Waiting room, ward and clinc depictions

First look inside Kent and Canterbury Hospital’s new surgical centre

Published 23 April 2021

Hospital staff have this week had their first look inside a new surgical centre currently being built at Kent and Canterbury Hospital.

The Orthopaedic Centre, due to open this summer, contains four brand new operating theatres for patients needing planned inpatient orthopaedic operations, such as hip and knee replacements.

Susan Acott, East Kent Hospitals Chief Executive said: “The new surgical centre is a really exciting investment at the hospital that will help us treat patients sooner.”

Omar Yanni, East Kent Hospitals’ lead doctor for Trauma and Orthopaedics said: “This new unit will help us ensure that every patient gets the highest quality care, is treated in state-of-the-art facilities and in a timely way. We can’t wait to start working here.”

Kylie Brown, Orthopaedic Theatre Coordinator at Kent and Canterbury Hospital said: “It’s incredibly exciting to walk around the new centre, seeing it come to life after months pouring over plans with the build team.

“We thought long and hard about every detail of the experience for our patients and how to make the most of every inch of space. Our patients will have a brilliant new facility and it will be a great place for our staff to work.”

Building a better future for orthopeadic care

Listen to Susan Acott's Podcast about the new surgical with the orthopaedic team

Susan Acott and staff inside the new building
Omar Yanni, Susan Acott, Julia Blackwood and Kylie Brown
Julia Blackwood, General Manager for Trauma and Orthopaedics said: “It’s fantastic to see our successful bid for £14 million NHS investment come to life.
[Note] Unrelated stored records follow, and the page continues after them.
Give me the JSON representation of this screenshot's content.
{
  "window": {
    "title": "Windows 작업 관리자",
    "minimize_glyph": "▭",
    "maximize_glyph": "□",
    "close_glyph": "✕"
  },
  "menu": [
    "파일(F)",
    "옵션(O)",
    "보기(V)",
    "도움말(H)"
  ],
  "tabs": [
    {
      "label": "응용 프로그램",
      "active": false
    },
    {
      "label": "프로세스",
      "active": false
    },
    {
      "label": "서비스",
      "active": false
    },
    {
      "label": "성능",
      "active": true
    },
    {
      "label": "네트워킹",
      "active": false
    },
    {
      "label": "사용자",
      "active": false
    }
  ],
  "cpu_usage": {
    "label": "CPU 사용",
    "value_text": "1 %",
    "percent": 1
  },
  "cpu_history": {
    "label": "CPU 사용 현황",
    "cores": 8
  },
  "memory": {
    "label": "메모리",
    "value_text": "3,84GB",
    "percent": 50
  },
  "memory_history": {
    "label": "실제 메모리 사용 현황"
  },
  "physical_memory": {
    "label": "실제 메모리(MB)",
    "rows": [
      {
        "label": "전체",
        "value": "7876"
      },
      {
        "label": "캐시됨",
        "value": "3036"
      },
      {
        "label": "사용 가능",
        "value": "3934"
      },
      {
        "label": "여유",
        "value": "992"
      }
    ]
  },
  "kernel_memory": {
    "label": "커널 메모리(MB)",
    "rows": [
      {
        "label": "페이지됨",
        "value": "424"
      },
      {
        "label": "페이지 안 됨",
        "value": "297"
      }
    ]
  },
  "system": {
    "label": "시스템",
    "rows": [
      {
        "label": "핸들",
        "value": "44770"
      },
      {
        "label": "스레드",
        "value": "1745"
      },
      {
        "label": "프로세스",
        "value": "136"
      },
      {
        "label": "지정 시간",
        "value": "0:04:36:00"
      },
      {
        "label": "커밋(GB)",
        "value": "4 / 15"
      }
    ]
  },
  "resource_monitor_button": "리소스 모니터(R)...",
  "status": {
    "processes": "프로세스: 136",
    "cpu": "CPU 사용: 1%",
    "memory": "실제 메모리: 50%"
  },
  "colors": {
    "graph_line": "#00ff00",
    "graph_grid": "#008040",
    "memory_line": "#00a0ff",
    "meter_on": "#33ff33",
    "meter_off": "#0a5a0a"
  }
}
"Having an orthopaedic centre of excellence in east Kent is fantastic for our patients, help us attract more high quality staff and is something that hospitals elsewhere in the country will want to learn from.”

The new surgical centre is part of a national NHS Getting it Right First Time pilot that aims to demonstrate that carrying out planned orthopaedic operations at a separate hospital to emergency operations, benefits both sets of patients. Where these changes have been introduced, both in east Kent and elsewhere, waiting times reduced and fewer operations were cancelled.